§ EXERCISE MATERIAL
▽
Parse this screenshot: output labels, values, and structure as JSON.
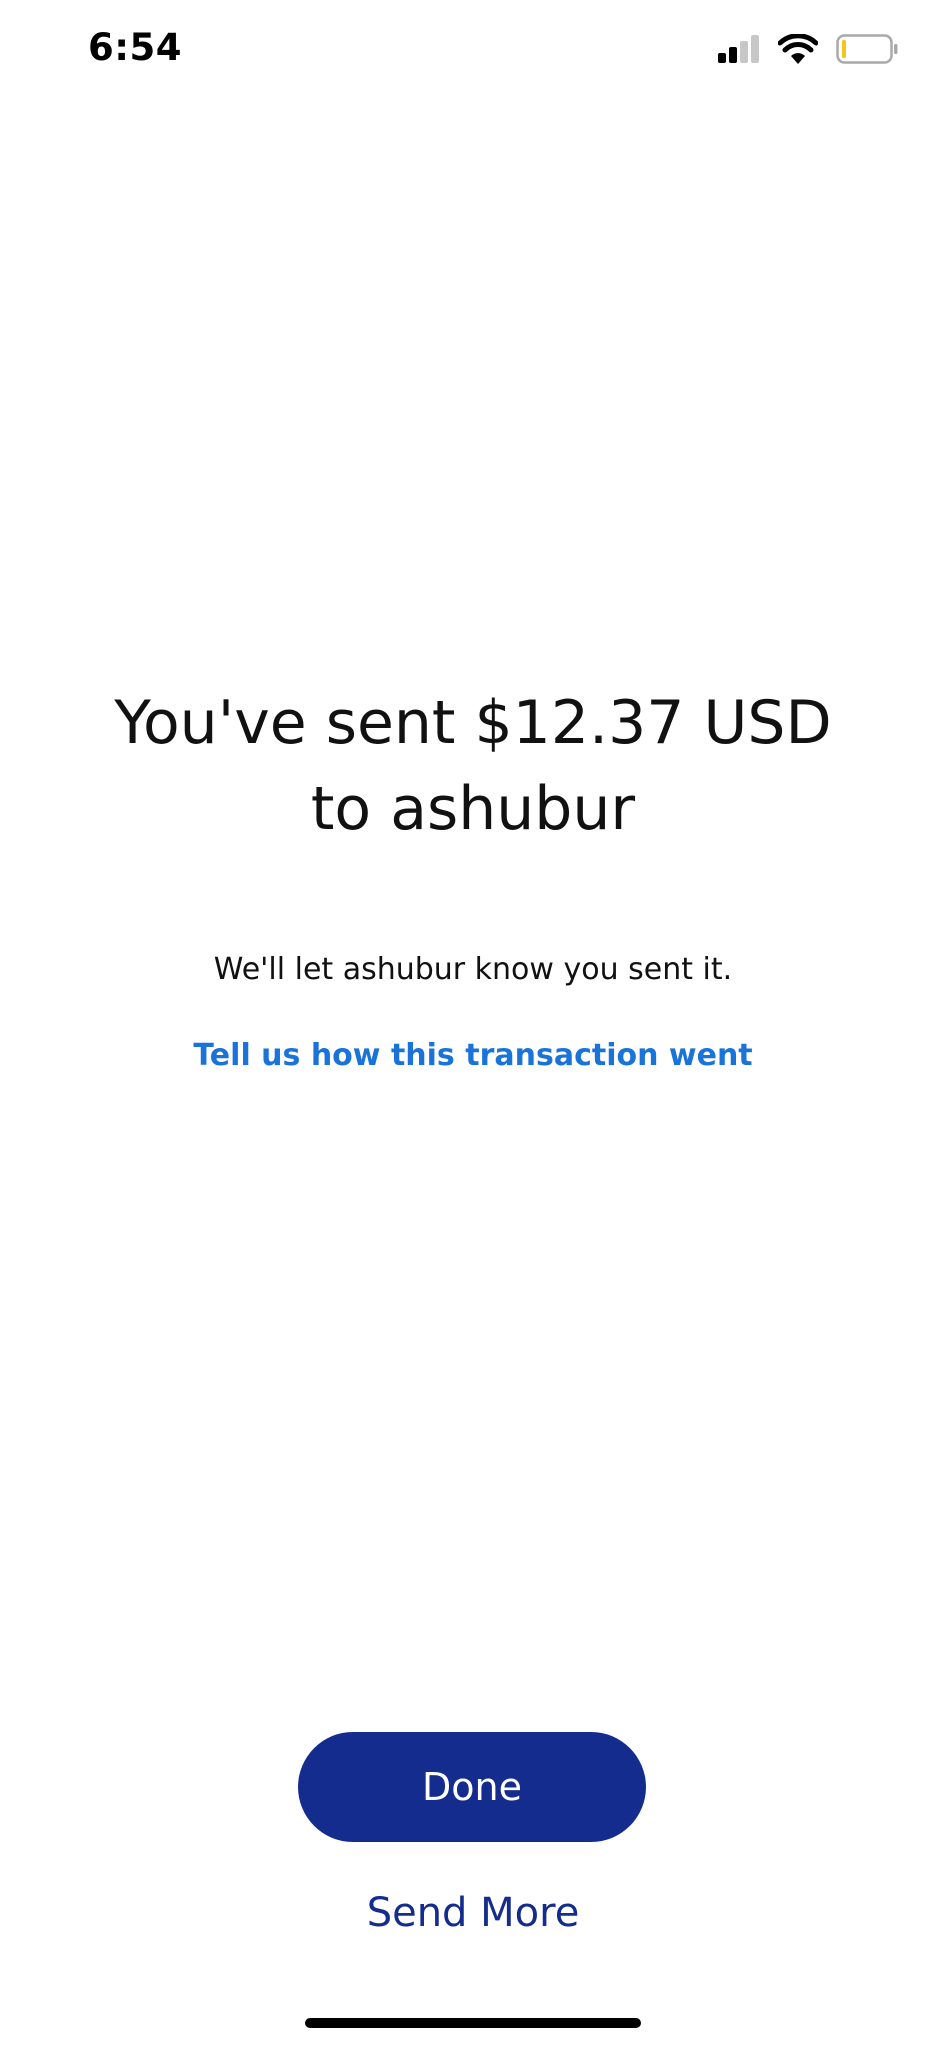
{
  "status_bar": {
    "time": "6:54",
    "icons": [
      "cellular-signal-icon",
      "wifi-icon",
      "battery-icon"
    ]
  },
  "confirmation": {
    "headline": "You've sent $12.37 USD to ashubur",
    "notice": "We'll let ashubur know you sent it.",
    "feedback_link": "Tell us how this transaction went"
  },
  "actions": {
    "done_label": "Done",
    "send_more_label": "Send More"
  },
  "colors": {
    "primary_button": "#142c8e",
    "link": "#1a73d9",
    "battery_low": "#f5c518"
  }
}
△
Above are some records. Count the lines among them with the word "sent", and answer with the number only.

§ TASK RESULT
2